There is widespread belief that firms should pursue superiority in both customer satisfaction and productivity. However, there is reason to believe these two goals are not always compatible. If so, there are potential tradeoffs between customer satisfaction and productivity for industries as diverse as airlines, banking, education, hotels, and restaurants. Managers in these types of service industries, as well as goods industries in which the service component is increasing, need to understand whether or not this is the case. For example, if efforts to improve productivity can actually harm customer satisfaction—and vice-versa—the downsizing of U. It follows that developing a better understanding of how customer satisfaction and productivity relate to one another is of substantial and growing importance, especially in light of expected continued growth in services throughout the world economy. The objective of this paper is to investigate whether there are conditions under which there are tradeoffs between customer satisfaction and productivity.
PRODUCTIVITY IN THE SERVICE SECTOR: A SERVICE CLASSIFICATION SCHEME FOR PRODUCTIVITY MEASUREMENT
This article integrates relevant literature to develop a conceptual model on the potential avenues to achieve service excellence at low unit costs, which we term cost-effective service excellence CESE. To gain a deeper understanding of these strategies, their applicability and interrelatedness, we analyze how 10 organizations have achieved CESE. Our findings show that CESE can be achieved through three core strategies. First, a dual culture strategy provides a comprehensive set of high-quality services at low cost, largely driven by leadership ambidexterity and contextual ambidexterity. Second, an operations management approach reduces process variability and thereby allows the increased use of systems and technology to achieve CESE. Third, a focused service factory strategy can enable CESE through a highly specialized operation, typically delivering a single type of service to a highly focused customer segment.
Skip to search form Skip to main content You are currently offline. Some features of the site may not work correctly. DOI: The problem of service productivity discussed in the paper focuses on productivity measurement issues. The aim of the article is to elaborate criteria for the grouping of services as the reasoning for a deeper analysis of service productivity measurement. The research method is logical analysis of scientific literature.

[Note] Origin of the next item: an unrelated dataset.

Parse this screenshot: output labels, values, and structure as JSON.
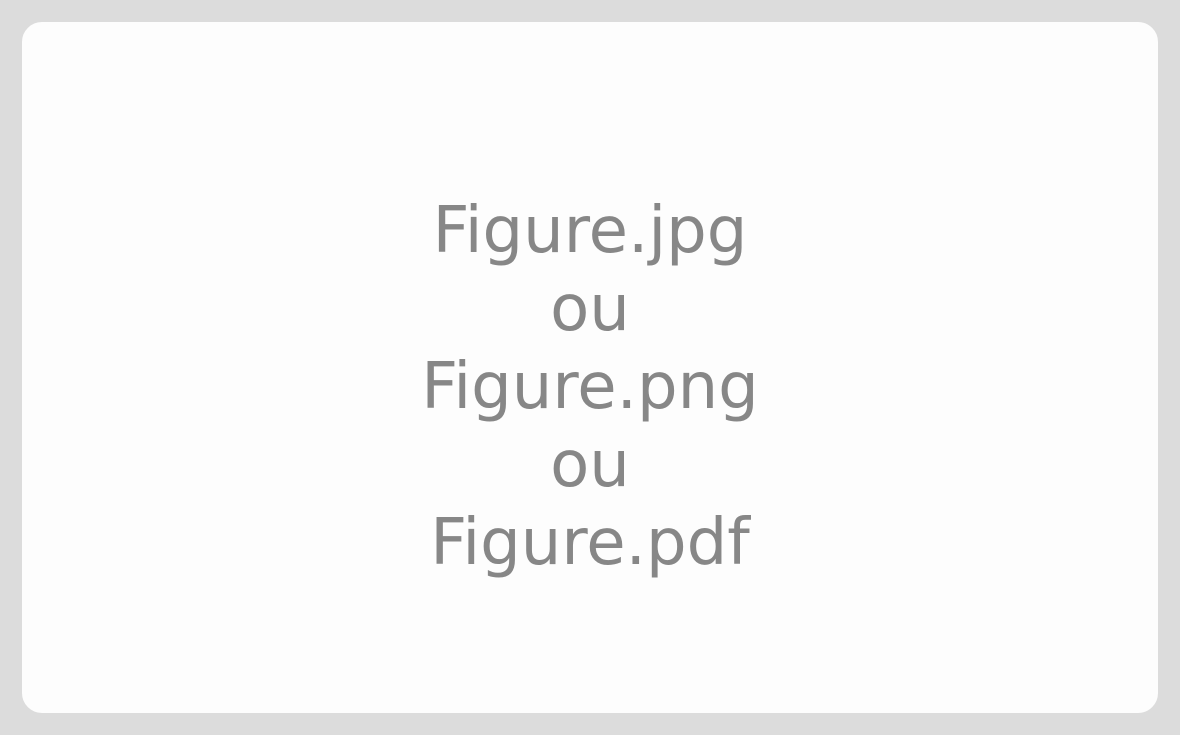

A team is a group of individuals human or non-human working together to achieve their goal. As defined by Professor Leigh Thompson of the Kellogg School of Management , "[a] team is a group of people who are interdependent with respect to information, resources, knowledge and skills and who seek to combine their efforts to achieve a common goal". A group does not necessarily constitute a team. Teams normally have members with complementary skills  and generate synergy  through a coordinated effort which allows each member to maximize their strengths and minimize their weaknesses. Naresh Jain claims:.
Customer Satisfaction, Productivity, and Profitability: Differences Between Goods and Services
Abstract Labor productivity stands between the main indicators assessing national economic conditions and contributing to the economic growth and welfare. This paper adds to the literature investigating the macroeconomic determinants of labor productivity, focusing on the role of the International Organization for Standardization ISO quality certification standards. Our findings show no impact of ISO quality certification on the labor productivity in EU countries. The results remain unchanged when we compare the pre- and the post-crisis periods. Labor productivity stands between the main indicators assessing national economic conditions and contributing to the economic growth and welfare.